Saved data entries
---
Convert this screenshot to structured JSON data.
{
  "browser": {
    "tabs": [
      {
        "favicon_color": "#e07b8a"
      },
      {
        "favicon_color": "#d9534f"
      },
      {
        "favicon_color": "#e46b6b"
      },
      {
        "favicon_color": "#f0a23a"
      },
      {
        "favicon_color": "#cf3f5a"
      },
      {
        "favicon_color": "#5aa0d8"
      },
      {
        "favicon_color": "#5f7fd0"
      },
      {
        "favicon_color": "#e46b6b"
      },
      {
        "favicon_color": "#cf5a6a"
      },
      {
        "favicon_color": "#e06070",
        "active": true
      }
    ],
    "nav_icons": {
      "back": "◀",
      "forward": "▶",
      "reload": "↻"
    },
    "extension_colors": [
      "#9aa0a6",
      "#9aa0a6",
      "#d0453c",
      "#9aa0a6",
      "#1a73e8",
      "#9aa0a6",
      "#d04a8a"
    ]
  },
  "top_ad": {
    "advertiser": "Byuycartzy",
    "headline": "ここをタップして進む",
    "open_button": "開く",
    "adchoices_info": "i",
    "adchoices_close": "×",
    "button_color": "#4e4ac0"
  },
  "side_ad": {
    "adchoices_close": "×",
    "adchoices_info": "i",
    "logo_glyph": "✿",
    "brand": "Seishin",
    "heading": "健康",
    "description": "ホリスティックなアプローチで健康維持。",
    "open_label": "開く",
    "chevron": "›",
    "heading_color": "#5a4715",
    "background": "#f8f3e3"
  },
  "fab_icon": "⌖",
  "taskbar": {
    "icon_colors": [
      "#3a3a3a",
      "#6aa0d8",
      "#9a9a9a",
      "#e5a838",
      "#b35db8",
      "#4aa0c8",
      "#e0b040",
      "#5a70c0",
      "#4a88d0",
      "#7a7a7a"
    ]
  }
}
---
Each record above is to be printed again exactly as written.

Convert this screenshot to structured JSON data.
{
  "browser": {
    "tabs": [
      {
        "favicon_color": "#e07b8a"
      },
      {
        "favicon_color": "#d9534f"
      },
      {
        "favicon_color": "#e46b6b"
      },
      {
        "favicon_color": "#f0a23a"
      },
      {
        "favicon_color": "#cf3f5a"
      },
      {
        "favicon_color": "#5aa0d8"
      },
      {
        "favicon_color": "#5f7fd0"
      },
      {
        "favicon_color": "#e46b6b"
      },
      {
        "favicon_color": "#cf5a6a"
      },
      {
        "favicon_color": "#e06070",
        "active": true
      }
    ],
    "nav_icons": {
      "back": "◀",
      "forward": "▶",
      "reload": "↻"
    },
    "extension_colors": [
      "#9aa0a6",
      "#9aa0a6",
      "#d0453c",
      "#9aa0a6",
      "#1a73e8",
      "#9aa0a6",
      "#d04a8a"
    ]
  },
  "top_ad": {
    "advertiser": "Byuycartzy",
    "headline": "ここをタップして進む",
    "open_button": "開く",
    "adchoices_info": "i",
    "adchoices_close": "×",
    "button_color": "#4e4ac0"
  },
  "side_ad": {
    "adchoices_close": "×",
    "adchoices_info": "i",
    "logo_glyph": "✿",
    "brand": "Seishin",
    "heading": "健康",
    "description": "ホリスティックなアプローチで健康維持。",
    "open_label": "開く",
    "chevron": "›",
    "heading_color": "#5a4715",
    "background": "#f8f3e3"
  },
  "fab_icon": "⌖",
  "taskbar": {
    "icon_colors": [
      "#3a3a3a",
      "#6aa0d8",
      "#9a9a9a",
      "#e5a838",
      "#b35db8",
      "#4aa0c8",
      "#e0b040",
      "#5a70c0",
      "#4a88d0",
      "#7a7a7a"
    ]
  }
}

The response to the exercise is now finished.